Over the last two weeks Nortel staff have been learning whether they have a future with the company as the process of integrating the vendor into its new owner Avaya proceeds.
The fate of Australian employees has been uncertain since Avaya emerged as the winning bidder for the embattled Nortel enterprise business in August.
"From a staff point of view I obviously can't give numbers but the process of offering staff roles and getting them ready to move over to the new company has started," Rick Seeto, who was announced as the head of Nortel’s enterprise business in Australia and New Zealand in August, said. "That has been running for the last couple of weeks now. I think generally staff are excited by the fact it is moving and they can see what the future ahead will be. That is for those getting offers and for those not getting offers they at least know how to plan going forward."
Seeto would not expand on what percentage of staff would be given offers at the Avaya / Nortel entity and said the new leaders would be announced after the deal was closed.
At the time Avaya's winning bid was announced, Seeto said he planned to inform employees of their fate by mid-October. However, due to the process of integrating the two companies – which Seeto stressed is progressing as planned while the deal is still set for mid-December approval – announcements on the employees' future were delayed to mid-November.
The deal is expected to close later this year and is subject to court approvals in the US, Canada, France and Israel as well as regulatory approvals, other customary closing conditions and certain post-closing purchase price adjustments. Globally, the vendor has appointed Deloitte Touche Tohmatsu to prepare a plan to integrate the companies.
Nortel’s troubles were crystallised in January when it filed for Chapter 11 in US bankruptcy court and subsequently went through rounds of staff cuts and selling off business units. Since the announcement there have been 5000 global layoffs, including in Australia, reducing Nortel's work force by 16 per cent, from about 30,000 to 25,000. The company will not provide a figure for the number of staff it has in Australia.
At the start of 2008 the vendor had a work force of 473 staff according to its filings to the Australian Securities and Investment Commission.
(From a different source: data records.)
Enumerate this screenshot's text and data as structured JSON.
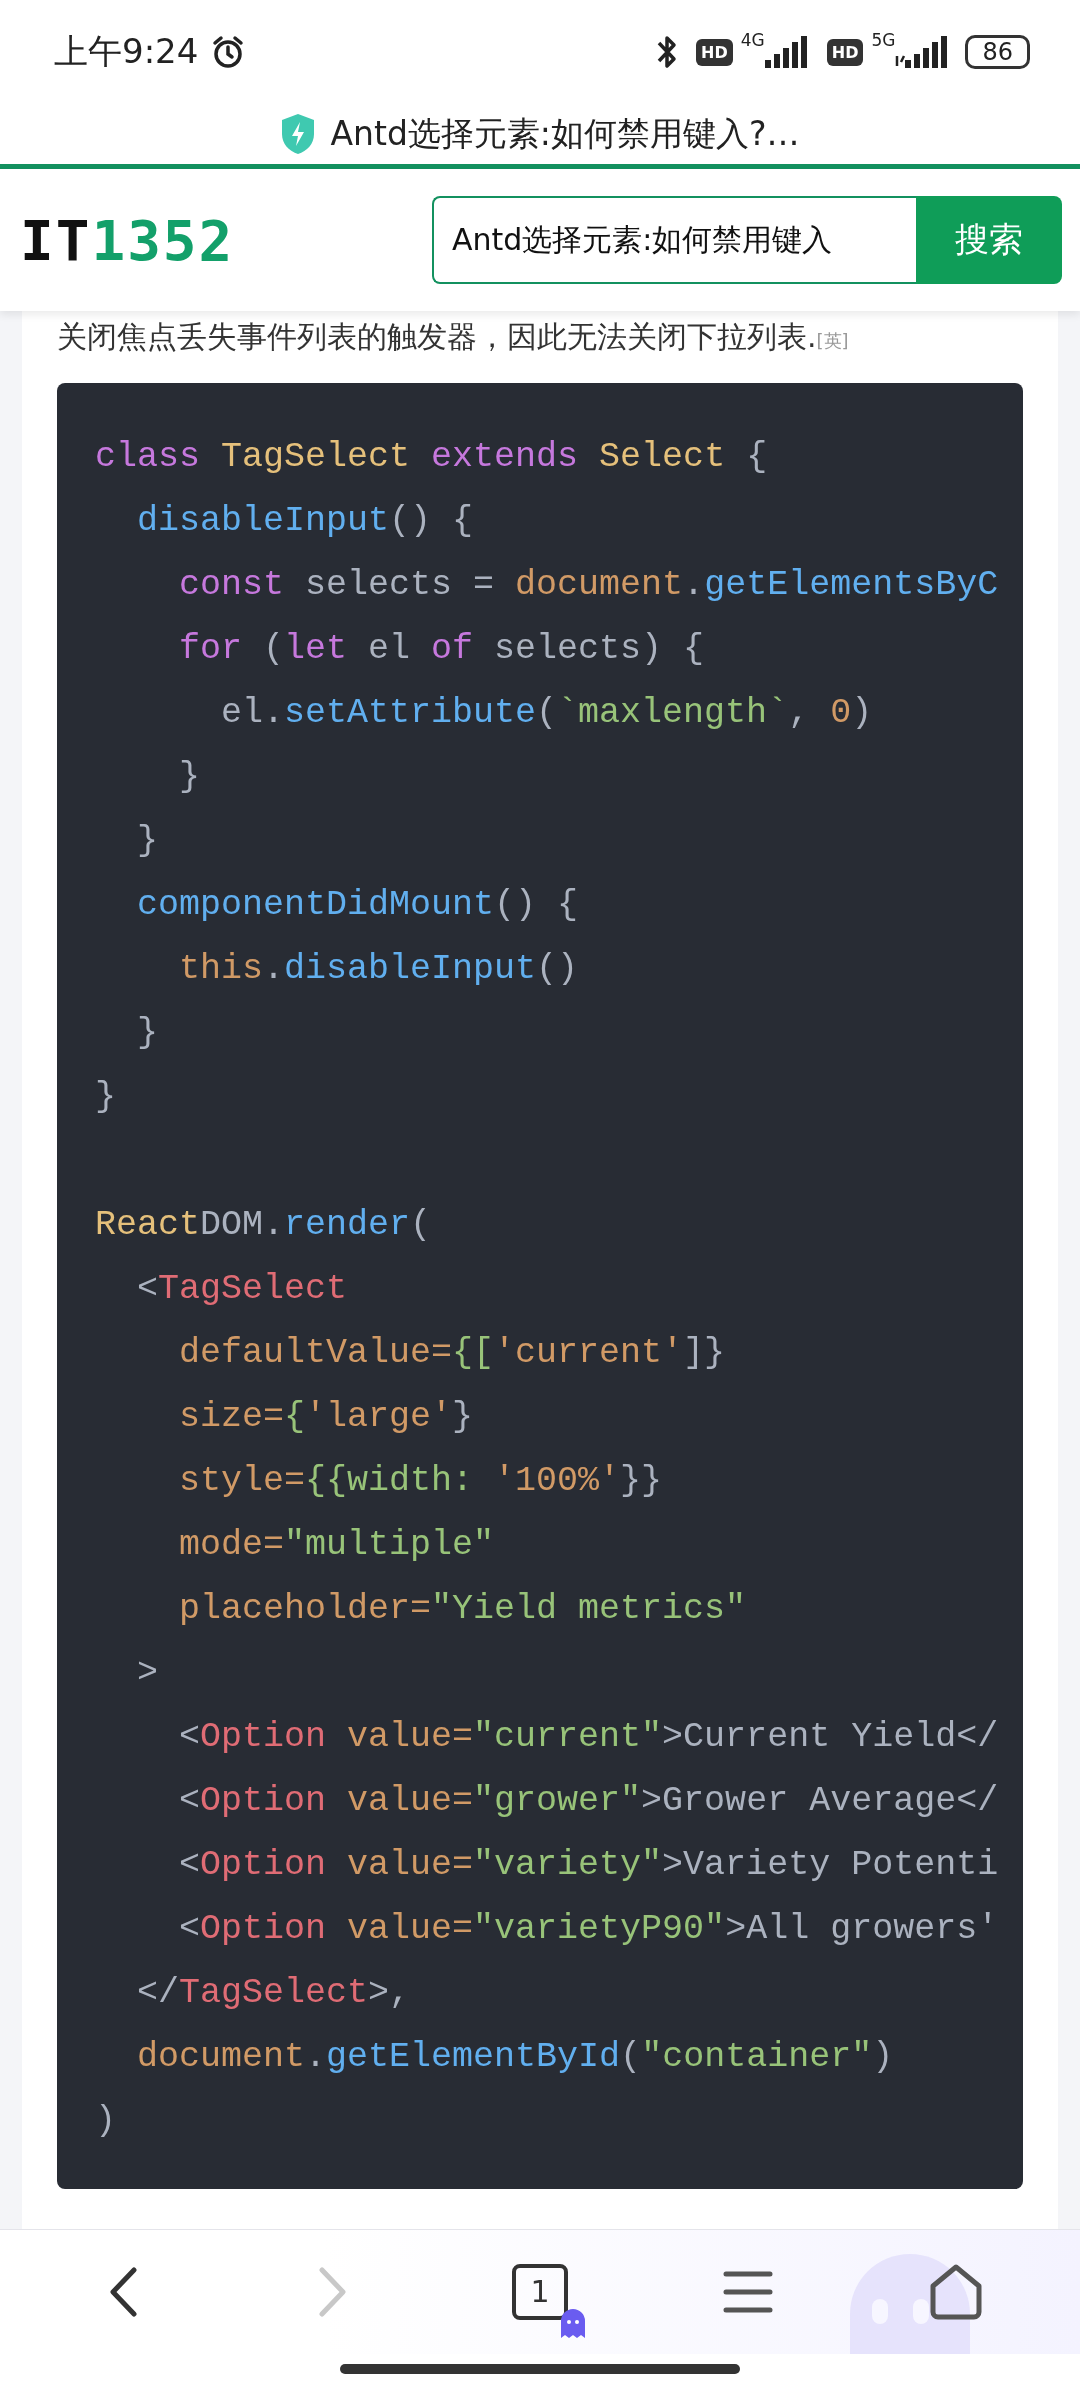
{
  "status_bar": {
    "time": "上午9:24",
    "hd_1": "HD",
    "network_1": "4G",
    "hd_2": "HD",
    "network_2": "5G",
    "battery": "86"
  },
  "tab_title": "Antd选择元素:如何禁用键入?…",
  "site": {
    "logo_prefix": "IT",
    "logo_number": "1352",
    "search_value": "Antd选择元素:如何禁用键入",
    "search_button": "搜索"
  },
  "article": {
    "text": "关闭焦点丢失事件列表的触发器，因此无法关闭下拉列表.",
    "translation_tag": "[英]"
  },
  "code": [
    {
      "kind": "code",
      "tokens": [
        {
          "kind": "kw",
          "text": "class "
        },
        {
          "kind": "cls",
          "text": "TagSelect "
        },
        {
          "kind": "kw",
          "text": "extends "
        },
        {
          "kind": "cls",
          "text": "Select "
        },
        {
          "kind": "plain",
          "text": "{"
        }
      ],
      "children": [
        {
          "kind": "code",
          "tokens": [
            {
              "kind": "fn",
              "text": "disableInput"
            },
            {
              "kind": "plain",
              "text": "() {"
            }
          ],
          "children": [
            {
              "kind": "code",
              "tokens": [
                {
                  "kind": "kw",
                  "text": "const "
                },
                {
                  "kind": "plain",
                  "text": "selects = "
                },
                {
                  "kind": "num",
                  "text": "document"
                },
                {
                  "kind": "plain",
                  "text": "."
                },
                {
                  "kind": "fn",
                  "text": "getElementsByC"
                }
              ]
            },
            {
              "kind": "code",
              "tokens": [
                {
                  "kind": "kw",
                  "text": "for "
                },
                {
                  "kind": "plain",
                  "text": "("
                },
                {
                  "kind": "kw",
                  "text": "let "
                },
                {
                  "kind": "plain",
                  "text": "el "
                },
                {
                  "kind": "kw",
                  "text": "of "
                },
                {
                  "kind": "plain",
                  "text": "selects) {"
                }
              ],
              "children": [
                {
                  "kind": "code",
                  "tokens": [
                    {
                      "kind": "plain",
                      "text": "el."
                    },
                    {
                      "kind": "fn",
                      "text": "setAttribute"
                    },
                    {
                      "kind": "plain",
                      "text": "("
                    },
                    {
                      "kind": "str",
                      "text": "`maxlength`"
                    },
                    {
                      "kind": "plain",
                      "text": ", "
                    },
                    {
                      "kind": "num",
                      "text": "0"
                    },
                    {
                      "kind": "plain",
                      "text": ")"
                    }
                  ]
                }
              ]
            },
            {
              "kind": "code",
              "tokens": [
                {
                  "kind": "plain",
                  "text": "}"
                }
              ]
            }
          ]
        },
        {
          "kind": "code",
          "tokens": [
            {
              "kind": "plain",
              "text": "}"
            }
          ]
        },
        {
          "kind": "code",
          "tokens": [
            {
              "kind": "fn",
              "text": "componentDidMount"
            },
            {
              "kind": "plain",
              "text": "() {"
            }
          ],
          "children": [
            {
              "kind": "code",
              "tokens": [
                {
                  "kind": "num",
                  "text": "this"
                },
                {
                  "kind": "plain",
                  "text": "."
                },
                {
                  "kind": "fn",
                  "text": "disableInput"
                },
                {
                  "kind": "plain",
                  "text": "()"
                }
              ]
            }
          ]
        },
        {
          "kind": "code",
          "tokens": [
            {
              "kind": "plain",
              "text": "}"
            }
          ]
        }
      ]
    },
    {
      "kind": "code",
      "tokens": [
        {
          "kind": "plain",
          "text": "}"
        }
      ]
    },
    {
      "kind": "blank"
    },
    {
      "kind": "code",
      "tokens": [
        {
          "kind": "cls",
          "text": "React"
        },
        {
          "kind": "plain",
          "text": "DOM."
        },
        {
          "kind": "fn",
          "text": "render"
        },
        {
          "kind": "plain",
          "text": "("
        }
      ],
      "children": [
        {
          "kind": "code",
          "tokens": [
            {
              "kind": "plain",
              "text": "<"
            },
            {
              "kind": "tag",
              "text": "TagSelect"
            }
          ],
          "children": [
            {
              "kind": "code",
              "tokens": [
                {
                  "kind": "num",
                  "text": "defaultValue="
                },
                {
                  "kind": "str",
                  "text": "{["
                },
                {
                  "kind": "num",
                  "text": "'current'"
                },
                {
                  "kind": "plain",
                  "text": "]}"
                }
              ]
            },
            {
              "kind": "code",
              "tokens": [
                {
                  "kind": "num",
                  "text": "size="
                },
                {
                  "kind": "str",
                  "text": "{"
                },
                {
                  "kind": "num",
                  "text": "'large'"
                },
                {
                  "kind": "plain",
                  "text": "}"
                }
              ]
            },
            {
              "kind": "code",
              "tokens": [
                {
                  "kind": "num",
                  "text": "style="
                },
                {
                  "kind": "str",
                  "text": "{{width: "
                },
                {
                  "kind": "num",
                  "text": "'100%'"
                },
                {
                  "kind": "plain",
                  "text": "}}"
                }
              ]
            },
            {
              "kind": "code",
              "tokens": [
                {
                  "kind": "num",
                  "text": "mode="
                },
                {
                  "kind": "str",
                  "text": "\"multiple\""
                }
              ]
            },
            {
              "kind": "code",
              "tokens": [
                {
                  "kind": "num",
                  "text": "placeholder="
                },
                {
                  "kind": "str",
                  "text": "\"Yield metrics\""
                }
              ]
            }
          ]
        },
        {
          "kind": "code",
          "tokens": [
            {
              "kind": "plain",
              "text": ">"
            }
          ],
          "children": [
            {
              "kind": "code",
              "tokens": [
                {
                  "kind": "plain",
                  "text": "<"
                },
                {
                  "kind": "tag",
                  "text": "Option "
                },
                {
                  "kind": "num",
                  "text": "value="
                },
                {
                  "kind": "str",
                  "text": "\"current\""
                },
                {
                  "kind": "plain",
                  "text": ">Current Yield</"
                }
              ]
            },
            {
              "kind": "code",
              "tokens": [
                {
                  "kind": "plain",
                  "text": "<"
                },
                {
                  "kind": "tag",
                  "text": "Option "
                },
                {
                  "kind": "num",
                  "text": "value="
                },
                {
                  "kind": "str",
                  "text": "\"grower\""
                },
                {
                  "kind": "plain",
                  "text": ">Grower Average</"
                }
              ]
            },
            {
              "kind": "code",
              "tokens": [
                {
                  "kind": "plain",
                  "text": "<"
                },
                {
                  "kind": "tag",
                  "text": "Option "
                },
                {
                  "kind": "num",
                  "text": "value="
                },
                {
                  "kind": "str",
                  "text": "\"variety\""
                },
                {
                  "kind": "plain",
                  "text": ">Variety Potenti"
                }
              ]
            },
            {
              "kind": "code",
              "tokens": [
                {
                  "kind": "plain",
                  "text": "<"
                },
                {
                  "kind": "tag",
                  "text": "Option "
                },
                {
                  "kind": "num",
                  "text": "value="
                },
                {
                  "kind": "str",
                  "text": "\"varietyP90\""
                },
                {
                  "kind": "plain",
                  "text": ">All growers'"
                }
              ]
            }
          ]
        },
        {
          "kind": "code",
          "tokens": [
            {
              "kind": "plain",
              "text": "</"
            },
            {
              "kind": "tag",
              "text": "TagSelect"
            },
            {
              "kind": "plain",
              "text": ">,"
            }
          ]
        },
        {
          "kind": "code",
          "tokens": [
            {
              "kind": "num",
              "text": "document"
            },
            {
              "kind": "plain",
              "text": "."
            },
            {
              "kind": "fn",
              "text": "getElementById"
            },
            {
              "kind": "plain",
              "text": "("
            },
            {
              "kind": "str",
              "text": "\"container\""
            },
            {
              "kind": "plain",
              "text": ")"
            }
          ]
        }
      ]
    },
    {
      "kind": "code",
      "tokens": [
        {
          "kind": "plain",
          "text": ")"
        }
      ]
    }
  ],
  "bottom_nav": {
    "tab_count": "1",
    "items": [
      {
        "kind": "back",
        "disabled": false
      },
      {
        "kind": "forward",
        "disabled": true
      },
      {
        "kind": "tabs",
        "disabled": false
      },
      {
        "kind": "menu",
        "disabled": false
      },
      {
        "kind": "home",
        "disabled": false
      }
    ]
  }
}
It is understood this figure has reduced significantly since the company hit trouble and the economic downturn started to bite.
In its most recent financial reporting, Nortel reported a net loss in the third quarter of 2009 of $508 million compared to net loss of $3.4 billion in the same period in 2008.